EXERCISE OBJECTIVE
Find each line below containing the word "transphobic" and copy it.

═════ EXTRACTED INFORMATION ═════

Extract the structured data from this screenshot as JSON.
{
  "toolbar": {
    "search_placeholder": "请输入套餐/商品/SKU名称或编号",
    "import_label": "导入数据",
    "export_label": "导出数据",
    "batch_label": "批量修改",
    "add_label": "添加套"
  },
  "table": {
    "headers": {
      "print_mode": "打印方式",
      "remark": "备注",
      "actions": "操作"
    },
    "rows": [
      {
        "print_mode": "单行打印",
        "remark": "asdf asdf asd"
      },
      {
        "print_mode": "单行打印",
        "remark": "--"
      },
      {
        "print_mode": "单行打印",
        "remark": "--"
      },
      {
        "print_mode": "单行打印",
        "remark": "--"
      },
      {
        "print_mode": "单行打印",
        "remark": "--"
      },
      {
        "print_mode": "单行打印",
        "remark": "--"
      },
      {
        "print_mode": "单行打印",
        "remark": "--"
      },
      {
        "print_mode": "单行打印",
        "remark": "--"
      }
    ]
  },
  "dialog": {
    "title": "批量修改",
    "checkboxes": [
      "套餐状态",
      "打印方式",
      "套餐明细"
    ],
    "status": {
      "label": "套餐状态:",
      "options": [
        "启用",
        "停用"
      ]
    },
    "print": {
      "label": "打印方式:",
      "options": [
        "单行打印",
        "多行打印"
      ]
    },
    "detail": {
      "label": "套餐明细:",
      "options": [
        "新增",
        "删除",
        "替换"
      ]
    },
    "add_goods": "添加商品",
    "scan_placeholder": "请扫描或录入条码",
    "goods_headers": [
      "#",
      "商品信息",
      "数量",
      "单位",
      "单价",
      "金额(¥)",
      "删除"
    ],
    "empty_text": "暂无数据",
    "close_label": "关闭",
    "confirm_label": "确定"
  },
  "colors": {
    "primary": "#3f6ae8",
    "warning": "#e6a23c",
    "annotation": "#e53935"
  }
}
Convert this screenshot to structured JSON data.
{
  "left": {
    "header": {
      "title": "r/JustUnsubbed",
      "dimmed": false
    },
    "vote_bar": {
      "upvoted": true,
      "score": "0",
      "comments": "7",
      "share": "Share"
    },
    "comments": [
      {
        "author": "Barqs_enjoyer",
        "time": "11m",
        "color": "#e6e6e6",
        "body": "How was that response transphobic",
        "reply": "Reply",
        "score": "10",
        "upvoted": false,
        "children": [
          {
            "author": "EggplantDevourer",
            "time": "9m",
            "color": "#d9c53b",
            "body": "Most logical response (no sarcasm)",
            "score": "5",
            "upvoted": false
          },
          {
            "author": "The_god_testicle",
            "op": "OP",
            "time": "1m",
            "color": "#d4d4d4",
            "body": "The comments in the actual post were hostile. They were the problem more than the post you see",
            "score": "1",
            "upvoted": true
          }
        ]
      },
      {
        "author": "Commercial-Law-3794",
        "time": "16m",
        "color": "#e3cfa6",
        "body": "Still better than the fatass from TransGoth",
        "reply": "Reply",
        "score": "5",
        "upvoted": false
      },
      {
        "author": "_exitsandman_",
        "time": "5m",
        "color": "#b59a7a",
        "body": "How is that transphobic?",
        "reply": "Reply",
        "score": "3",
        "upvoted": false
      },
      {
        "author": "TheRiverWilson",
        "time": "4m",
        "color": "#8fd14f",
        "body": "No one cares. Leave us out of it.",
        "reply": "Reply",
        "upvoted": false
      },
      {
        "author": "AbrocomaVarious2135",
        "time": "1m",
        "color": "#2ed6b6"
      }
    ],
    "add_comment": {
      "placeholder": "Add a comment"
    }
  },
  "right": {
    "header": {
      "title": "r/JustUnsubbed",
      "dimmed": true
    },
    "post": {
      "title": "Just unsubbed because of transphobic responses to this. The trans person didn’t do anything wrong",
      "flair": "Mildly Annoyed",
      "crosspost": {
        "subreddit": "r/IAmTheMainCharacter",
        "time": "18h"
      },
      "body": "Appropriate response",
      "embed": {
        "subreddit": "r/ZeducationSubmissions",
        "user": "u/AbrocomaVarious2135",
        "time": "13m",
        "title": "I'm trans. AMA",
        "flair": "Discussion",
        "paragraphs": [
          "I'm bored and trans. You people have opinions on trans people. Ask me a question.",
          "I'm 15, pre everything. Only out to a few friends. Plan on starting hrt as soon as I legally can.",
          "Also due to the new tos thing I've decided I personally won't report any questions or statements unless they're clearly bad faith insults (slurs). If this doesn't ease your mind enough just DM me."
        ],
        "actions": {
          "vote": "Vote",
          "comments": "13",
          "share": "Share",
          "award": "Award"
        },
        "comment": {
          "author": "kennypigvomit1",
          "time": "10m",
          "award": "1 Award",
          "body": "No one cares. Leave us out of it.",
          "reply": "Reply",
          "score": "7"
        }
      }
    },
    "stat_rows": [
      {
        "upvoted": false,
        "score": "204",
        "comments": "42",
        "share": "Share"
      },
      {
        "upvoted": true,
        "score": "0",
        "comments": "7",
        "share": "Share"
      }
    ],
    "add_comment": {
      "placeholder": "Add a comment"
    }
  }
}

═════

RESPONSE TO THE EXERCISE
        "body": "How was that response transphobic",
        "body": "How is that transphobic?",
      "title": "Just unsubbed because of transphobic responses to this. The trans person didn’t do anything wrong",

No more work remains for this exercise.